Your instructions: A complete answer lists every line of the entries below where the string "consolidado" appears.

• • • • • • •

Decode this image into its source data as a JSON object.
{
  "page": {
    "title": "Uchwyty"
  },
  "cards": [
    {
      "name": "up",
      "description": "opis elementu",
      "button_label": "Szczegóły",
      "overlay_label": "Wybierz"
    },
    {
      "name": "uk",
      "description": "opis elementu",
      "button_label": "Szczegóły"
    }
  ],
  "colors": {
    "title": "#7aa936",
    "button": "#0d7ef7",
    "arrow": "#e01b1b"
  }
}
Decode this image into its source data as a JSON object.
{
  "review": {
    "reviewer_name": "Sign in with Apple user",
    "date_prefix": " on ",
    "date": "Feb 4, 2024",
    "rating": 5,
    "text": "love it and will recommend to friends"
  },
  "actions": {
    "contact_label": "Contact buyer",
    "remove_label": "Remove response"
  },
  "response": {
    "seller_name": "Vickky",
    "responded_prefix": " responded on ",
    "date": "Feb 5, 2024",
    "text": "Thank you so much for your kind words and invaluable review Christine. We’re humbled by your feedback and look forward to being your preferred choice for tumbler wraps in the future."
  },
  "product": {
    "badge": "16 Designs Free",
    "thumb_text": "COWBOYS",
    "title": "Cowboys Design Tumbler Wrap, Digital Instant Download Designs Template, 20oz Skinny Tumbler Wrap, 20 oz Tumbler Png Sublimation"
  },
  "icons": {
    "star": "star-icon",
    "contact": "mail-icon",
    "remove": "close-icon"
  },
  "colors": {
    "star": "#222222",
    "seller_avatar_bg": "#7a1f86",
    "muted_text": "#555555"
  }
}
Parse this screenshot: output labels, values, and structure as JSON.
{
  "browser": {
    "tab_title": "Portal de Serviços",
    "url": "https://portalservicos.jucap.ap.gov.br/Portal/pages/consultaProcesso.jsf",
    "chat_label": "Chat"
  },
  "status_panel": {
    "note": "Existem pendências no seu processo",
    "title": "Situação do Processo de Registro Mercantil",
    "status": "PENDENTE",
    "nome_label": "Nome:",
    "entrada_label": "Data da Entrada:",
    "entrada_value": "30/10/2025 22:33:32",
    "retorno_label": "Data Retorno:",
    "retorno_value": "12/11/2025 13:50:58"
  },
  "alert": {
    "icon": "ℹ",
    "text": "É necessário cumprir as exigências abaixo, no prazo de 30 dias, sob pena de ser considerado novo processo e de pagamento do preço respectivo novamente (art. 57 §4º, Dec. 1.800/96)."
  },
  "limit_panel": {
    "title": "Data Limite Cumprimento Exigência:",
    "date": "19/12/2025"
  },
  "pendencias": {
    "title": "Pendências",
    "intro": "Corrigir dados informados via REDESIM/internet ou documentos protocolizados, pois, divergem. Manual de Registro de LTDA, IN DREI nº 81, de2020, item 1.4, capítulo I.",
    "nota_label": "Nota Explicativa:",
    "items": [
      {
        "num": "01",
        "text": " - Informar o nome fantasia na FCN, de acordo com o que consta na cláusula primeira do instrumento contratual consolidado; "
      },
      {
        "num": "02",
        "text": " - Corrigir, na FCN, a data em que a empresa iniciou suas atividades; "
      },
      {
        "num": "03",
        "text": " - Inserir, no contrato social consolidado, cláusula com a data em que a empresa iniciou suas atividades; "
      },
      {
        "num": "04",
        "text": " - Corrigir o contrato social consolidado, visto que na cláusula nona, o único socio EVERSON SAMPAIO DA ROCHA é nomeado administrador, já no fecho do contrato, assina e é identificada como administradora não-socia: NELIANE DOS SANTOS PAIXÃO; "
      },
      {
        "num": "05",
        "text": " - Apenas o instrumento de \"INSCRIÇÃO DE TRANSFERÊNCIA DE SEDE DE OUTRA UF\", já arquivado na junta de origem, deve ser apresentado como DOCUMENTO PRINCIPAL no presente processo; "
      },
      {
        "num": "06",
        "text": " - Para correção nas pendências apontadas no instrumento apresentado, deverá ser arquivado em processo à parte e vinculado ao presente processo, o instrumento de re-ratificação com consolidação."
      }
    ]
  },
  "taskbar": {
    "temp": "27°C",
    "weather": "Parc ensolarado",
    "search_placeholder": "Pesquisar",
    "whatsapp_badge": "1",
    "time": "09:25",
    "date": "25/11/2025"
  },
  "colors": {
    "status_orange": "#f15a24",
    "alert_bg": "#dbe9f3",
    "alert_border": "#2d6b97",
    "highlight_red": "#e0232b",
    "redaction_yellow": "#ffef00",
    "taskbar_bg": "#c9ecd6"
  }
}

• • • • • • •

The completed task:
        "text": " - Informar o nome fantasia na FCN, de acordo com o que consta na cláusula primeira do instrumento contratual consolidado; "
        "text": " - Inserir, no contrato social consolidado, cláusula com a data em que a empresa iniciou suas atividades; "
        "text": " - Corrigir o contrato social consolidado, visto que na cláusula nona, o único socio EVERSON SAMPAIO DA ROCHA é nomeado administrador, já no fecho do contrato, assina e é identificada como administradora não-socia: NELIANE DOS SANTOS PAIXÃO; "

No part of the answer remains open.